age-related afflictions that progressed in successive generations of
Among the conditions were testes reduced in size and depleted of
sperm, atrophied spleens, damage to the intestines, and shrinkage of the
brain along with an inability to grow new brain cells.
"We wanted to know: If you could flip the telomerase switch on and
restore telomeres in animals with entrenched age-related disease, what
would happen?" explained DePinho. "Would it slow down aging, stabilize
it, or even reverse it?"
Rather than supply the rodents with supplemental telomerase, the
scientists devised a way to switch on the animals' own dormant
telomerase gene, known as TERT. They engineered the endogenous TERT gene
to encode a fusion protein of TERT and the estrogen receptor.
This fusion protein would only become activated with a special form
of estrogen. With this setup, scientists could give the mice an
estrogen-like drug at any time to stimulate the TERT-estrogen receptor
fusion protein and make it active to maintain telomeres.
Against this backdrop, the researchers administered the estrogen drug
to some of the mice via a time-release pellet inserted under the skin.
Other animals, the controls, were given a pellet containing no active
After four weeks, the scientists observed remarkable signs of
rejuvenation in the treated mice. Overall, the mice exhibited increased
levels of telomerase and lengthened telomeres, biological changes
indicative of cells returning to a growth state with reversal of tissue
degeneration, and increase in size of the spleen, testes and brain.
"It was akin to a Ponce de Leon effect," noted DePinho, referring to
the Spanish explorer who sought the mythical Fountain of Youth.
"When we flipped the telomerase switched on and looked a month later,
the brains had largely returned to normal," said DePinho, who is also a
professor of medicine and genetics at Harvard Medical School.
More newborn nerve cells were observed, and the fatty myelin sheaths
around nerve cells — which had become thinned in the aged animals —
increased in diameter. In addition, the increase in telomerase
revitalized slumbering brain stem cells so they could produce new
To show that all this new activity actually caused functional
improvements, the scientists tested the mice's ability to avoid a
certain area where they detected unpleasant odors that they associated
with danger, such as scents of predators or rotten food.
They had lost that survival skill as their olfactory nerve cells
atrophied, but after the telomerase boost, those nerves regenerated and
the mice regained their crucial sense of smell.
"One of the most amazing changes was in the animals' testes, which
were essentially barren as aging caused the death and elimination of
sperm cells," recounted DePinho. "When we restored telomerase, the
testes produced new sperm cells, and the animals' fecundity was improved
— their mates gave birth to larger litters."
The telomerase boost also lengthened the rodents' lifespans compared
to their untreated counterparts — but they did not live longer than
normal mice, said the researchers.
The authors concluded, "This unprecedented reversal of age-related
decline in the central nervous system and other organs vital to adult
mammalian health justifies exploration of telomere rejuvenation
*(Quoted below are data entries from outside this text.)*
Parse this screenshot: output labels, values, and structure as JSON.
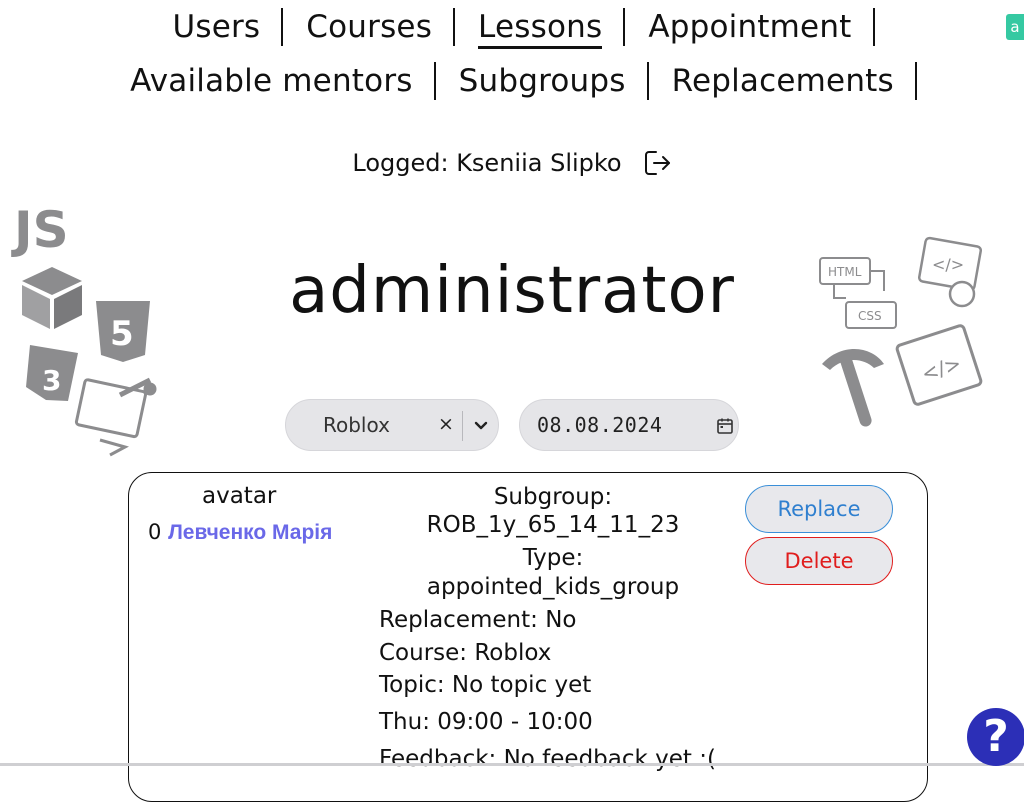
{
  "nav": {
    "row1": [
      "Users",
      "Courses",
      "Lessons",
      "Appointment"
    ],
    "row2": [
      "Available mentors",
      "Subgroups",
      "Replacements"
    ],
    "active": "Lessons"
  },
  "corner_badge": "a",
  "user": {
    "logged_label": "Logged: Kseniia Slipko"
  },
  "role_title": "administrator",
  "filters": {
    "course_select_value": "Roblox",
    "clear_symbol": "×",
    "date_value": "08.08.2024"
  },
  "lesson": {
    "avatar_label": "avatar",
    "student_index": "0",
    "student_name": "Левченко Марія",
    "subgroup_label": "Subgroup:",
    "subgroup_value": "ROB_1y_65_14_11_23",
    "type_label": "Type:",
    "type_value": "appointed_kids_group",
    "replacement": "Replacement: No",
    "course": "Course: Roblox",
    "topic": "Topic: No topic yet",
    "time": "Thu: 09:00 - 10:00",
    "feedback": "Feedback: No feedback yet :("
  },
  "buttons": {
    "replace": "Replace",
    "delete": "Delete"
  },
  "help_symbol": "?",
  "colors": {
    "accent_purple": "#6a68e8",
    "replace_blue": "#2f7fcf",
    "delete_red": "#e01d1d",
    "help_bg": "#2c2fb7",
    "badge_green": "#35c9a2"
  }
}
strategies for age-associated diseases."
Other authors include members of the DePinho research group and
Eleftheria Maratos-Flier, MD, of Beth Israel Deaconess Medical Center
and Harvard Medical School.
The research was supported by grants from the National Institutes of Health and the Belfer Foundation.